Although World Heritage protected, the bay has suffered from over fishing and large scale tourism this past decade, making it just that bit harder to find a place of solitude to enjoy the spectacular scenery. Regular day trippers drive in from Hanoi to spend a day on a reconverted junk boat only to return mid afternoon, missing the very best times to be out on the water – twighlight and at dawn. A number of boat operators have been running overnight sailings for those that want to experience the bay at its very best and least crowded. For the photographer this is the only way to see the majesty of Halong Bay.
My first photographic foray to Halong Bay was in 1995 and, even though I returned literally dozens of times in the years afterwards, I never really captured the beauty of the place on camera. Many of my trips took place during the winter period when the bay is almost covered in a damp, perpetual mist. Moving forward to 2011 I decided that now was the time to give it serious coverage.
Rather than be restricted to the movements of a boat shared by other passengers I chartered a private two cabin boat to have a free reign of where I wanted to go and where the light best presented itself. Although still encompassing the Halong Bay region, I set out to head to Bai Tu Long Bay, almost in the opposite direction of many of the other boats so that I could work without the threat of large numbers of tourist boats blocking the scene.
Landscape photography itself is not my particular forte, hence I decided to bring a model with me to add a human and fashion element to the shoot and also to diversify the range of images I could take.

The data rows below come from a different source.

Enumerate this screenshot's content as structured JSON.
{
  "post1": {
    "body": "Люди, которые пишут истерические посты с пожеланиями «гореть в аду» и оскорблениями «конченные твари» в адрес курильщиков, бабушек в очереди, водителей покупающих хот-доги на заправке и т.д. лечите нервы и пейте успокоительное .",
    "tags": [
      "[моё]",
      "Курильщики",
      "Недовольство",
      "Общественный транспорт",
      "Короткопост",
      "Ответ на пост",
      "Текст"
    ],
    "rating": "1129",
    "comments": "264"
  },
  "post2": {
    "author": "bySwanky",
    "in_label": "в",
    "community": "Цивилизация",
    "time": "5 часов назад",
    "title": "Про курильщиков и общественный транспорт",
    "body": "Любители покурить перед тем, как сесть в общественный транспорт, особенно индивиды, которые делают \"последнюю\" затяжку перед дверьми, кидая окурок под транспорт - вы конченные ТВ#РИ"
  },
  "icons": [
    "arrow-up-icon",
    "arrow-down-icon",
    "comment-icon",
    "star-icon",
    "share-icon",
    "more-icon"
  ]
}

This proved to be a blessing as the heavy winds that carried through the trip meant that the vessel I was on could not raise its red sails, depriving me of a planned photographic scene, although I finally got around that dilemma to a degree as you see in a number of these images here.
The winds meant I was in for some logistical challenges but, in hindsight, provided me with a visual element of drama and motion that I wouldn’t have been able to capture otherwise.
In certain, safe anchorage points in the bay there are oyster pearl farms and floating fishing village communities – the main form of transport between their homes and the larger boats being the ever-present sampan. With the beams of a striking morning light reigning down on us I photographed the model, in her traditional dress, rowing the boat through the azure waters of the bay. The backlit scene of the karst formations against her white and black dress made for a striking set up to photograph and resulted in the most pleasing shots of the trip.
In all, I felt I covered a hybrid selection of fashion, heritage and landscape in this shoot of Halong Bay so the end result was one of great satisfaction.
For the camera gear aficionados, it is worth mentioning here that I shot mostly with the new Nikon 24mm fixed lens wide open at f/1.4. I did this primarily to soften the scene and tone up the beautiful bokeh rather than shoot point sharp with the entire scene in focus. I was amazed at the result of this exquisite lens and certainly wouldn’t have had the same degree of success without it.